Friday, July 14, 2017

Forgotten Books: CAPTAIN BLOOD, etc. (again)

Alex Raymond's original art for the movie poster (below)

I was in the mood for Blood again (it happens every few years), so I reread Captain Blood, this time with my ears. Was it even better as an audiobook? Maybe not, but Blood’s funny lines (and there are plenty) sound mighty fine with an Irish accent. Anyway, to mark the occasion, here’s a rerun of my remarks from a post five years ago, with some new illos and a special offer at the end. Off we go:

There are very few books I've read more than three times, but this is one of them, and it never fails to deliver.

Captain Blood is a great movie (There's more movie art HERE), but it's an even better book, and that's saying something. The novel first appeared in 1921, in nine separate segments in the great pulp mag Adventure, and in book form the following year. And because all this happened prior to 1923, it's in the public domain, and offered free for Kindle by Amazon.

In case you don't know the setup . . . the story begins with Peter Blood settling down (after a career of soldiering, with plenty of experience in naval battles) to his preferred profession of practicing medicine. Unluckily for him (but lucky for us), his neighbors are in revolt against the king of England, and after a disastrous battle, Blood is called upon to tend their wounds. When he does, the crown brands him a traitor and sentences him, along with a group of true rebels, to a life of slavery in Barbados.

The real fun begins when a Spanish ship attacks the settlement, and Blood rallies his fellow rebels convict to capture the ship. Since they're now outlaws, their best career move is turn pirate, which they do with a vengeance. The saga that follows is packed with action, intrigue and just the right amount of romance (it provides motivation without turning mushy).

Sabatini's prose conveys the flavor of the times, but is still crisp and witty. There are several passages that make me laugh out loud. The only bad news is that at the end of the book, Blood hangs up his pirate hat for good. BUT WAIT! That's not really the end, because Sabatini went on to write 16 stories and novelettes, all set within the time frame of the novel, when Blood was at his swashbuckling best.

The first ten stories were collected as Captain Blood Returns (1931) (titled The Chronicles of Captain Blood in England) and the last six as The Fortunes of Captain Blood (1936). I've read both of those more than three times, too, and I'm about to start again.

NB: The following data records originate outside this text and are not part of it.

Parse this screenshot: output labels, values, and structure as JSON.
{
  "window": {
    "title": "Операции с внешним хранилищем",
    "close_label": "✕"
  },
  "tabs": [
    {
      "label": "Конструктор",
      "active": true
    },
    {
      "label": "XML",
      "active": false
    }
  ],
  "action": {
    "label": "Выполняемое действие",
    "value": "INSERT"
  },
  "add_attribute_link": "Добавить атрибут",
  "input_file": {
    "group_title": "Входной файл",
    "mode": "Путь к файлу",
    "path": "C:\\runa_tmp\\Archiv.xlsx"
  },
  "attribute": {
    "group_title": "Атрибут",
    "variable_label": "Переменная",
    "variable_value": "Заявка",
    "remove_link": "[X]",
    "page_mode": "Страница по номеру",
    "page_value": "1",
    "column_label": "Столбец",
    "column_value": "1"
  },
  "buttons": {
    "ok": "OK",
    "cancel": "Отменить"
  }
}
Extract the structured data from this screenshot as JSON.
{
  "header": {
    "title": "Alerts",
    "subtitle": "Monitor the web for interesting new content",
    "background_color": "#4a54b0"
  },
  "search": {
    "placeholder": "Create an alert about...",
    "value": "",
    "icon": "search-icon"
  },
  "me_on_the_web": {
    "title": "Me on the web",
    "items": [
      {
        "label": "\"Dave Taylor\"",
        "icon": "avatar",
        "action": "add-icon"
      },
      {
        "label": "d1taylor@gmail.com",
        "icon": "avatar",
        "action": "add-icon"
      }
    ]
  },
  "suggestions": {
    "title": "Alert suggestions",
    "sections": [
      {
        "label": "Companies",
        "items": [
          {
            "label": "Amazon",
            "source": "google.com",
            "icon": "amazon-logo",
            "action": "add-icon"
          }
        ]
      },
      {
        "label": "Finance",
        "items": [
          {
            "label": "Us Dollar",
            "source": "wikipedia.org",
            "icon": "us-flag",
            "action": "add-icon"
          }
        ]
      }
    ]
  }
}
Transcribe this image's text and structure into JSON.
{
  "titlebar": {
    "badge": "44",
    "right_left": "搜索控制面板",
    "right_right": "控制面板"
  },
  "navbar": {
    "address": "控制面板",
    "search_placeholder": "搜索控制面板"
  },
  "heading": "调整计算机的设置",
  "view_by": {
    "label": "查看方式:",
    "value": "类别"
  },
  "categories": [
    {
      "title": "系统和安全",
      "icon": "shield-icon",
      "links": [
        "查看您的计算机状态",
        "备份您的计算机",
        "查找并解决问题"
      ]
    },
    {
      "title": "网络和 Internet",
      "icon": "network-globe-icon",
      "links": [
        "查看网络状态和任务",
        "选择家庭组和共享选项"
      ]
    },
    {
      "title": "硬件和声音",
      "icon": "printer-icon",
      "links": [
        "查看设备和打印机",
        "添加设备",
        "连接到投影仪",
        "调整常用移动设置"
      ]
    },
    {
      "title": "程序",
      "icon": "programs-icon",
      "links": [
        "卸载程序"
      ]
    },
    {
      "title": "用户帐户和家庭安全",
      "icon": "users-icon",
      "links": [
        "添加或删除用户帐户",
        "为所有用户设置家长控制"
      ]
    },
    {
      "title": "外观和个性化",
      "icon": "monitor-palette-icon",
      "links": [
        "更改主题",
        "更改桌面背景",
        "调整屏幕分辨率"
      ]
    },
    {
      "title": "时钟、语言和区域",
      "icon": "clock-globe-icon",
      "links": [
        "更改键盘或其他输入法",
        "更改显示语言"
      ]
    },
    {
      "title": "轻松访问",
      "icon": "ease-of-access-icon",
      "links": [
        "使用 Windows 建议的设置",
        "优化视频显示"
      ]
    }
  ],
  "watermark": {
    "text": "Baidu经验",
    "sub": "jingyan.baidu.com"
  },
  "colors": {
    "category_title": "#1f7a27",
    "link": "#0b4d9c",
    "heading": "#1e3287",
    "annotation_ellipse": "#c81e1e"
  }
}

And you're welcome to join me.

I have Kindle-friendly versions of both Captain Blood Returns and The Fortunes of Captain Blood, and I'm happy to share. 
Write me at


Unknown said...

I read CAPTAIN BLOOD for the first time only a few months ago, and I'm glad I finally go around to it.

Yvette said...

I loved this book as well as the other Sabatini book I read, THE SEAHAWK. SO much fun. I also have SCARAMOUCHE on my shelves. I love adventure and derring-do and this is what I call a thumping good read.

Charles Gramlich said...

Good book. Love the Alex Raymond art here